▶ [Task instructions]:
Copy each line that includes the string "ST巴安" from the material into your answer.
##### Provided material
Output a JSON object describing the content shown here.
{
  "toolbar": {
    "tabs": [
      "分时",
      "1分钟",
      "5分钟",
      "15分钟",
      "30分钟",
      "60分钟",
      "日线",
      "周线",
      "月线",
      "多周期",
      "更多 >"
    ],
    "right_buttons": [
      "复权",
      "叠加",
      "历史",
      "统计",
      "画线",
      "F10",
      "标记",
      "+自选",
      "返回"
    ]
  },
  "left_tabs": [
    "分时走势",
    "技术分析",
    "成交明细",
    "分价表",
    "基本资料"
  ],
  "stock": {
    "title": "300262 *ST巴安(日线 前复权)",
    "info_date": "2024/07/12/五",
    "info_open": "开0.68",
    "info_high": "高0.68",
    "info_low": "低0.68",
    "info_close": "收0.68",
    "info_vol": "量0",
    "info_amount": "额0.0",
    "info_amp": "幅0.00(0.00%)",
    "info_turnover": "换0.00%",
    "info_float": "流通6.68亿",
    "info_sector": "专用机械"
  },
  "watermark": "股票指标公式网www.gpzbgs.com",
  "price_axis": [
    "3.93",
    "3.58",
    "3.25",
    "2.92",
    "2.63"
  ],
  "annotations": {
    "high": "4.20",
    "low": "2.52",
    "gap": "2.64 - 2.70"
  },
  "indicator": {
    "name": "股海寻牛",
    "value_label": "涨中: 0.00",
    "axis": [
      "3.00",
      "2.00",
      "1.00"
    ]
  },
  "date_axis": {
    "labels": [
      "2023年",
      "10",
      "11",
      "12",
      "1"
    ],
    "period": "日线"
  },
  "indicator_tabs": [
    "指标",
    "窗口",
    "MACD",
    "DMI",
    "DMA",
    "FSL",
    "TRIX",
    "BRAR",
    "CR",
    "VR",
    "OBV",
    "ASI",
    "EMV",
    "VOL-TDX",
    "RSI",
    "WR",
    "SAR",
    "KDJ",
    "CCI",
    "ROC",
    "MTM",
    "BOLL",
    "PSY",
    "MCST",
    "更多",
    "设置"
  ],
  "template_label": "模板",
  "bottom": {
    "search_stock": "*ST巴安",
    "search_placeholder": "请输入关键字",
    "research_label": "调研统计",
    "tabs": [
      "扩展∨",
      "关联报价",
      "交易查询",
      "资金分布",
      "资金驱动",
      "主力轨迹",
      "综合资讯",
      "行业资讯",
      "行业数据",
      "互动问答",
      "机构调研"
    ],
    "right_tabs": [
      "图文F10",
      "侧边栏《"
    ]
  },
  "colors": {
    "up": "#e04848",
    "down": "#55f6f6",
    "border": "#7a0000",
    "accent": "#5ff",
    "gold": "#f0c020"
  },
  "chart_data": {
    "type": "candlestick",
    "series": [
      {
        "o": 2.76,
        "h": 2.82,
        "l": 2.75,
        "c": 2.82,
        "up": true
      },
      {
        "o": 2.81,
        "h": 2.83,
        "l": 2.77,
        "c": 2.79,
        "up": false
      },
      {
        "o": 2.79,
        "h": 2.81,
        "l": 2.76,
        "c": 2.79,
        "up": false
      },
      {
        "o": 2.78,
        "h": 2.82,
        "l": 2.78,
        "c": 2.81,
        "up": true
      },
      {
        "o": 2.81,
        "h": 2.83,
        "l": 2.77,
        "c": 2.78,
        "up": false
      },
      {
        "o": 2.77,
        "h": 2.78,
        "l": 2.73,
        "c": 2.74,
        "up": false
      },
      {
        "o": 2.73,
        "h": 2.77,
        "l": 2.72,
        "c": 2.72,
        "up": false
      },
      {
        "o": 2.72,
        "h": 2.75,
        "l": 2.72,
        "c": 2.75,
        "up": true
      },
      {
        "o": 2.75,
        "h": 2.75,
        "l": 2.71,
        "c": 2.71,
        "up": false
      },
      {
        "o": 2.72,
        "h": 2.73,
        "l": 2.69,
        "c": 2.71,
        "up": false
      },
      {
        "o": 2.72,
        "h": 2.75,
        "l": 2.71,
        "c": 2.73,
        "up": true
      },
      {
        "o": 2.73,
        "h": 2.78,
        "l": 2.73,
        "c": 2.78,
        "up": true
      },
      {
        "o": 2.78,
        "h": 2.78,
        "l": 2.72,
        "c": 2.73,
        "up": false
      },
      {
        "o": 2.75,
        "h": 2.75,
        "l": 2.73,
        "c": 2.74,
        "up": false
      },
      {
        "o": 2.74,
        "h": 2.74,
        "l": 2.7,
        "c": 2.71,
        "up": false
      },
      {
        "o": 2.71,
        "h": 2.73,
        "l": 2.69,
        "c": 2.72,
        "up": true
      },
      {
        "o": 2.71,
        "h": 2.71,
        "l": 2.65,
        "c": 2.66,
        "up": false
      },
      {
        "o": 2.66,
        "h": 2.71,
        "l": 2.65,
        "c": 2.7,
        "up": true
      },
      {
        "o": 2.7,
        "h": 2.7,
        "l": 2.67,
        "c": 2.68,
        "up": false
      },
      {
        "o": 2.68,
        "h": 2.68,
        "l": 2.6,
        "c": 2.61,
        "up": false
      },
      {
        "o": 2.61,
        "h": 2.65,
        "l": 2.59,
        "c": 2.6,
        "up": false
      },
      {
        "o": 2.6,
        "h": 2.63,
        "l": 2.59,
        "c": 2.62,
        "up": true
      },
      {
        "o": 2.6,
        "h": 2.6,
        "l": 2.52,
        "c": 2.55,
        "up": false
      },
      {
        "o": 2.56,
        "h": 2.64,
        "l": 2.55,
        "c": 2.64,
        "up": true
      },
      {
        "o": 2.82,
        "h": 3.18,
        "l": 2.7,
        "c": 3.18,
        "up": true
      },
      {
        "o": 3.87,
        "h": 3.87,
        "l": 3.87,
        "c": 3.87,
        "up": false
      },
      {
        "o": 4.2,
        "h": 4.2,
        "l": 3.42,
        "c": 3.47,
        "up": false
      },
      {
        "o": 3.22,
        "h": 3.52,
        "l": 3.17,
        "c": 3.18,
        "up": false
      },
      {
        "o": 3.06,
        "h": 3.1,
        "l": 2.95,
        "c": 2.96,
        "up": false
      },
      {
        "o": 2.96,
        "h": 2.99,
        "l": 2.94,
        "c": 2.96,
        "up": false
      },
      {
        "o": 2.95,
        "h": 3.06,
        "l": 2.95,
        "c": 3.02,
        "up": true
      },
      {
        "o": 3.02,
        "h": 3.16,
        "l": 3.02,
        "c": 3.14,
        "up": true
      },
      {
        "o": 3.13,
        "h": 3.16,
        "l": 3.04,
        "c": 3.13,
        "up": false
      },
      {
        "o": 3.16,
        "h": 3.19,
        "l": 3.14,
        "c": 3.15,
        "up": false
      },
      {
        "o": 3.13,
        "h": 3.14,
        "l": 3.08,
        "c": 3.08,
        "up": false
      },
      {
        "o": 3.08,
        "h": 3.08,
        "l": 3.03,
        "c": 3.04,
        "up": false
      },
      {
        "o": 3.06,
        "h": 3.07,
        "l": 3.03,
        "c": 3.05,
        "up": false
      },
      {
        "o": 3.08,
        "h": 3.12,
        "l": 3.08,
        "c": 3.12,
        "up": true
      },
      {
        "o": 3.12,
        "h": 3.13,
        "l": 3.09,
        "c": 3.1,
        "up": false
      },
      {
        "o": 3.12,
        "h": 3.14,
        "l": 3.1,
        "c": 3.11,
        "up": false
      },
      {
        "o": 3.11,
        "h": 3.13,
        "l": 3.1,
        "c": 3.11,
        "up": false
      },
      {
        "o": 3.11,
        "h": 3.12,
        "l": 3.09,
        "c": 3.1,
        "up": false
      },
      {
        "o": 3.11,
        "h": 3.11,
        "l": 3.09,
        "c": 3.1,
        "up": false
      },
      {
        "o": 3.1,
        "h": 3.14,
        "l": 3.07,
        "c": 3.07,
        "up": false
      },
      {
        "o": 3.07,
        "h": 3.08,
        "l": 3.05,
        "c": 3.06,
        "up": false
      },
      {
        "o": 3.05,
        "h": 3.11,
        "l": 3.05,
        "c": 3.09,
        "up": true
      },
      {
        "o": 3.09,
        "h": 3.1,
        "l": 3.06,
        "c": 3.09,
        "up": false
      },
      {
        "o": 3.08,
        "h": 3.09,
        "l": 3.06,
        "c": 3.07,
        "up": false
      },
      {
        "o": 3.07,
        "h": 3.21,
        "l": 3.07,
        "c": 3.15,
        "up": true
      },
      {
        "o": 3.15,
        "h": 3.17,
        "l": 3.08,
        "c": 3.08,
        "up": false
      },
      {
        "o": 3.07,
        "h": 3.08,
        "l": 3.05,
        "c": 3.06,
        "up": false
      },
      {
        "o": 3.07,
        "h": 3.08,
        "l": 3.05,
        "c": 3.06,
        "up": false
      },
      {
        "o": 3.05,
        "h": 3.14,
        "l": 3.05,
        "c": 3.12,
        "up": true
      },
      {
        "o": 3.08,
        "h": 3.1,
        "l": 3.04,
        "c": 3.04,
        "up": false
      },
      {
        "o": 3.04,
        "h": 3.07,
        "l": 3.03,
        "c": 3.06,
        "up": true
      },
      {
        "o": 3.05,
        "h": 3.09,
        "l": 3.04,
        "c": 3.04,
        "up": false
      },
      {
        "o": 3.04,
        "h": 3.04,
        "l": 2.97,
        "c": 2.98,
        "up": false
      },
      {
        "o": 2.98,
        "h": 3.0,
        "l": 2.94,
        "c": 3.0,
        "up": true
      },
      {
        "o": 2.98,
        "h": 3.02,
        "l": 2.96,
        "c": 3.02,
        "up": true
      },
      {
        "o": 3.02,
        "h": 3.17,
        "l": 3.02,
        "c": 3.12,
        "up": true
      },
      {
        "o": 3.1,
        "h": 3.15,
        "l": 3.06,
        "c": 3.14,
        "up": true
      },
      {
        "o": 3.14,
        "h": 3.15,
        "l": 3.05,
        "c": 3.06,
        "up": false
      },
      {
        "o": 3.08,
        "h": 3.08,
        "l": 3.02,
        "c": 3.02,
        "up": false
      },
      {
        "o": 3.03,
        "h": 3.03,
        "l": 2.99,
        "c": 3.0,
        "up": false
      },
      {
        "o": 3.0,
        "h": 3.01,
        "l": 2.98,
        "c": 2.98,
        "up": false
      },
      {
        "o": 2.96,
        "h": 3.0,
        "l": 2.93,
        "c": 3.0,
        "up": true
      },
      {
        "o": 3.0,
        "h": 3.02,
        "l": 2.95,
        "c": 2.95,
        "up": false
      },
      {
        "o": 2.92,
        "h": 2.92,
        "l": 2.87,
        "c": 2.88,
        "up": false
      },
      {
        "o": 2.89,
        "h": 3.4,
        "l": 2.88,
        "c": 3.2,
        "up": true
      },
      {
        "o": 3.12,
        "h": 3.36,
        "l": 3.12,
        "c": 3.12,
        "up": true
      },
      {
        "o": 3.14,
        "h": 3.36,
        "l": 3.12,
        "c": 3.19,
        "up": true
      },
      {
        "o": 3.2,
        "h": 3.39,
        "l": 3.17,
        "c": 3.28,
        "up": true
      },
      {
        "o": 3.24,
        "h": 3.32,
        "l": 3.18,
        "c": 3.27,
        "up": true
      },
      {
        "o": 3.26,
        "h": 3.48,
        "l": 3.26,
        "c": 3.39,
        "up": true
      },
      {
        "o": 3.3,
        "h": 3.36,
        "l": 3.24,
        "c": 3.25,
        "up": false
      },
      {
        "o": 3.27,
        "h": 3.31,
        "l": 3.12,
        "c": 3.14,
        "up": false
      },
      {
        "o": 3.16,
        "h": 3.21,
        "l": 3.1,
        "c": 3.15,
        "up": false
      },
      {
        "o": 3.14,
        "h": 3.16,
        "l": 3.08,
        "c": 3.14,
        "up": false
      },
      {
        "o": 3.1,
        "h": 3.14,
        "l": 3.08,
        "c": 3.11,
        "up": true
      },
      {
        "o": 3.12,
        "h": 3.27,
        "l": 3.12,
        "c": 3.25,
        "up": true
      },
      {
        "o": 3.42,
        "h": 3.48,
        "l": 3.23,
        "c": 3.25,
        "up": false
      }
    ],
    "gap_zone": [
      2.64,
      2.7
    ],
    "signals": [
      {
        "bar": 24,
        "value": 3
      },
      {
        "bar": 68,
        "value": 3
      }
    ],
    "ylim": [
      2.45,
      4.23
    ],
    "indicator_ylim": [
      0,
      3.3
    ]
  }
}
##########
▶ [Task result]:
    "title": "300262 *ST巴安(日线 前复权)",
    "search_stock": "*ST巴安",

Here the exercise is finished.